Frog requests the Masaume, Crono spikes it into the ground, and it takes initial contact and removal to get the reaction.    Crono's involvment in the scene is tied to him handing over the Masamune to Frog, but after that, he becomes invisible and the focus remains on Frog: he is the central figure of the moment. He gets the theme, the lazer beam, the action cut and the finale say in the moment: more action.  No further words are exchanged and Frog signals a charge with the awesome *shink* of waving the Masamune one more time (no shealth) and he rabbits after collateral damage falls (making the cut feel more natural in cause/effect: the pxs movie lacks this and I would say the movie version makes the scene feel like an Open Seasame password instead of an awesome cut)

Now, a point of contrast here:  The breakdown I give on the comparisons between the original sequence vs the animation addition does take some critical analysis that may not be apparent to all/many viewers: They may see the animation sequence as superior cuz its animated.  So this segment is a bit removed from the concept of Leitmotifs in Trigger as this portion is overextending the claim that these sequences coincide with the disconnect the Crono team seems to have in how they perceive what makes Chrono "Chrono"

So tl;dr Part 1 of my analysis of "Chrono" is the consistent use of leitmotifs through theme/variation combinations as integral to the game/story experience.

To my knowledge, I think only Xenogears did this to a compariable extent of Trigger.

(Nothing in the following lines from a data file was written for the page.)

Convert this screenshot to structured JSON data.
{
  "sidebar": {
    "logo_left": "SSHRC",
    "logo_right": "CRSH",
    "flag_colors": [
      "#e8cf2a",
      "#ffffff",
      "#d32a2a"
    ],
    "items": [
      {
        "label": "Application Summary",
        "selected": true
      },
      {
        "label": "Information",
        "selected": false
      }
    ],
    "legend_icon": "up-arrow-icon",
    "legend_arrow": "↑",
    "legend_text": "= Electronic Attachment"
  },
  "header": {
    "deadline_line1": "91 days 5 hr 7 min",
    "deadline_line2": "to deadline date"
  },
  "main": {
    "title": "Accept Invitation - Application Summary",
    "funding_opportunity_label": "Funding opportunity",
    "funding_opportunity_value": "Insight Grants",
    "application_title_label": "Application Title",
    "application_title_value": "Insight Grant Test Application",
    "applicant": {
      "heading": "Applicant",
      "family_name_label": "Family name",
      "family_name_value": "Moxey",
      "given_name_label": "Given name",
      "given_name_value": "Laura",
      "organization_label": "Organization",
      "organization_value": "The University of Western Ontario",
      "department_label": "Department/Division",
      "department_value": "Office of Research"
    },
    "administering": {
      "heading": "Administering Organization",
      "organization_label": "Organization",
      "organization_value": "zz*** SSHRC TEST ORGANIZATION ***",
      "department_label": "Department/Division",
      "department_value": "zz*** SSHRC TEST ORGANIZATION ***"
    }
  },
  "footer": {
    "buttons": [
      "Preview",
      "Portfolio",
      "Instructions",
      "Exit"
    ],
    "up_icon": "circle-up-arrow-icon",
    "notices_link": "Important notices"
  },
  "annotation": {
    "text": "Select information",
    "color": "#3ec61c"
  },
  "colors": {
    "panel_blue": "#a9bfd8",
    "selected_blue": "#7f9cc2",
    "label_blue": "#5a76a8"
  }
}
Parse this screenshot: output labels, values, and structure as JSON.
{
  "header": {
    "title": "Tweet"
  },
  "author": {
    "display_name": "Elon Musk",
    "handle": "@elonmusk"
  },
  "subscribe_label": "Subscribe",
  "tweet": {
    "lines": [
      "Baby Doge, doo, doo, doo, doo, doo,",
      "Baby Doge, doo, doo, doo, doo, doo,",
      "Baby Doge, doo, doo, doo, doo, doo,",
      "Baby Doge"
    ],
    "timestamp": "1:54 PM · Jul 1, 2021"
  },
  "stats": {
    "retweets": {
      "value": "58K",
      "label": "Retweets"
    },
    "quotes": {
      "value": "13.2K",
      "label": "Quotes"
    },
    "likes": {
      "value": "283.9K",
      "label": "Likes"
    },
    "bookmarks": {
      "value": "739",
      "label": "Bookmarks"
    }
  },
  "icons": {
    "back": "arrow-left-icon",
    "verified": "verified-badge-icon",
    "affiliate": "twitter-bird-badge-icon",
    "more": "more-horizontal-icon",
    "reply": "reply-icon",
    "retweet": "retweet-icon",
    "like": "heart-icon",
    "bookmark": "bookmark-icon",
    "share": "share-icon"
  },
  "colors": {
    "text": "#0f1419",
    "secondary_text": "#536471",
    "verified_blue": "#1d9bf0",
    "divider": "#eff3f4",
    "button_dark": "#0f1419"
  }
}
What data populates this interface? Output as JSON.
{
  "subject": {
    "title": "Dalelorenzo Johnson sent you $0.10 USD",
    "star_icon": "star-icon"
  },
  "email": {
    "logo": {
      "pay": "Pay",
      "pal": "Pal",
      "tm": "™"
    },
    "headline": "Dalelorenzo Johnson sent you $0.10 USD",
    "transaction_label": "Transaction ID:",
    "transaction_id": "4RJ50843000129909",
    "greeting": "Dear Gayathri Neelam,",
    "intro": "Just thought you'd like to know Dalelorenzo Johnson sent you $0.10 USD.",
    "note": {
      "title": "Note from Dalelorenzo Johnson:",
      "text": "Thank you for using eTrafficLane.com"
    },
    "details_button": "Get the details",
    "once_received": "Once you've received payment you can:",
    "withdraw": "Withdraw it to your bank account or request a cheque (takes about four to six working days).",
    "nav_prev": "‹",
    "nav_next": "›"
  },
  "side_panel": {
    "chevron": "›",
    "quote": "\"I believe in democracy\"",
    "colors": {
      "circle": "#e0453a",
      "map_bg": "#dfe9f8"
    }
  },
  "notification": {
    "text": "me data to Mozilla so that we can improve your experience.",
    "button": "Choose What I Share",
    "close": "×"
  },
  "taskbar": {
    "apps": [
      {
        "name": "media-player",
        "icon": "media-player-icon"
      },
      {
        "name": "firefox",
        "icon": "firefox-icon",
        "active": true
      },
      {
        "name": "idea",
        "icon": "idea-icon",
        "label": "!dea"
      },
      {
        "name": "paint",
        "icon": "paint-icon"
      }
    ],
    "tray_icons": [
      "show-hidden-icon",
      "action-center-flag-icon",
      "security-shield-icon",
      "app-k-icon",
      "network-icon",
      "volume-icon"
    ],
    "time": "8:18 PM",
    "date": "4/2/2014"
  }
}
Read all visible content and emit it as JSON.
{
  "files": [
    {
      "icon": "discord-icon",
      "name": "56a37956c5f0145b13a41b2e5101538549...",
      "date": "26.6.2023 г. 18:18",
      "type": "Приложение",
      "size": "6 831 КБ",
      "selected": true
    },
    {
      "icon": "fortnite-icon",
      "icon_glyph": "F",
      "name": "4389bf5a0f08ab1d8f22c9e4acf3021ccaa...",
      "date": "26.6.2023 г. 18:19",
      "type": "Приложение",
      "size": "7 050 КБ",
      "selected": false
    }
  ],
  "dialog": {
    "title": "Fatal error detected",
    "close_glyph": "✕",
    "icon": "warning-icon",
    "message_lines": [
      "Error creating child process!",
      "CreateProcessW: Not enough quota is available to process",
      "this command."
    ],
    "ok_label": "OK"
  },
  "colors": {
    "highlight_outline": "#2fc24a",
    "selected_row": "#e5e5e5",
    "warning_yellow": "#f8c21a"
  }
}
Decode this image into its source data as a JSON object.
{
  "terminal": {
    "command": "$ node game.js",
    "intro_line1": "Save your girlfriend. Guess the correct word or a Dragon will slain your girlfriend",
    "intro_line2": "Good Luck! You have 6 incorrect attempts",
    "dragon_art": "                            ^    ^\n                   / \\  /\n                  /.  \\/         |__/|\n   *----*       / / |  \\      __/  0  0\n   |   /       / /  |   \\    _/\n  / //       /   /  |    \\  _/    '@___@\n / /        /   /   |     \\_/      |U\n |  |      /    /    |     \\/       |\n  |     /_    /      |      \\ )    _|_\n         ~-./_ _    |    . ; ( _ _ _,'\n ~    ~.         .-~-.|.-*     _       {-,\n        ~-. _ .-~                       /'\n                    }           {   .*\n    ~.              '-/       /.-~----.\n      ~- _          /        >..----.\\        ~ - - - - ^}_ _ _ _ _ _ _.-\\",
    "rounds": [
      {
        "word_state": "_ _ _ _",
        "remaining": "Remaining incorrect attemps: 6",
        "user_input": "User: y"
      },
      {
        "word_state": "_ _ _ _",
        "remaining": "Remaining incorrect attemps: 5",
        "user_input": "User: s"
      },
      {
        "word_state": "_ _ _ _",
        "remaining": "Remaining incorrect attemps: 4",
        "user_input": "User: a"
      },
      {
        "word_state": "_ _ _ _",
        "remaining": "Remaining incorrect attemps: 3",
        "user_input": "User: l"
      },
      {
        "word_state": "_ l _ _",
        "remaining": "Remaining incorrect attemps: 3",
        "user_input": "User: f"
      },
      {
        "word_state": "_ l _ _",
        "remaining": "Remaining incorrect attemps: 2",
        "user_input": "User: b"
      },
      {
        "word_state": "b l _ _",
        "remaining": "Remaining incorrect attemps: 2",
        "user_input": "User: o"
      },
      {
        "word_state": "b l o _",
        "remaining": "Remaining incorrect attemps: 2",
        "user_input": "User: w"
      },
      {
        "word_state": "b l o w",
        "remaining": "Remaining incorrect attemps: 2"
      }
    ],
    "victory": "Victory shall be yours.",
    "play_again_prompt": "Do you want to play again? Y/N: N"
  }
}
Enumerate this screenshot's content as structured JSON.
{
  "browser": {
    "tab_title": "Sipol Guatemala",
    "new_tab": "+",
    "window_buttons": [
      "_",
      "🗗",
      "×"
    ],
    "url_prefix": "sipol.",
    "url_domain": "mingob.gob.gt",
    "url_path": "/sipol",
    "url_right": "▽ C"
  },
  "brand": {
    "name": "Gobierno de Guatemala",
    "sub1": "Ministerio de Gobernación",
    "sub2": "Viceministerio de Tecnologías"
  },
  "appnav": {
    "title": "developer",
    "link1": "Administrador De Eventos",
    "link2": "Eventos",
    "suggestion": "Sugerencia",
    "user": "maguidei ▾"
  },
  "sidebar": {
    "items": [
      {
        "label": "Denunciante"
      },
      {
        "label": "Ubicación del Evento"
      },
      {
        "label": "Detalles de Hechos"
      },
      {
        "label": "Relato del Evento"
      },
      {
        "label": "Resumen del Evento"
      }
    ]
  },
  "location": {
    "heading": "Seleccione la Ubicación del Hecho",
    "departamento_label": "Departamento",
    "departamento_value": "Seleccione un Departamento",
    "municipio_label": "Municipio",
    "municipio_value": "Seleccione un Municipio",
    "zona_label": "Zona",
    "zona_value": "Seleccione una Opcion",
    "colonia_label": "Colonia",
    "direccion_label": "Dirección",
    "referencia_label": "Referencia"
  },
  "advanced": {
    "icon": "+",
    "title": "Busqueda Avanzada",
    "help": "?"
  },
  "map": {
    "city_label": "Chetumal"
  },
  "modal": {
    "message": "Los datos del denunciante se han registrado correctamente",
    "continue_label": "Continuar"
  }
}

*note* when I use 'organic' i mean: denoting a relation between elements of something such that they fit together harmoniously as necessary parts of a whole: the organic unity of the integral work of art.
• characterized by continuous or natural development: companies expand as much by acquisition as by organic growth.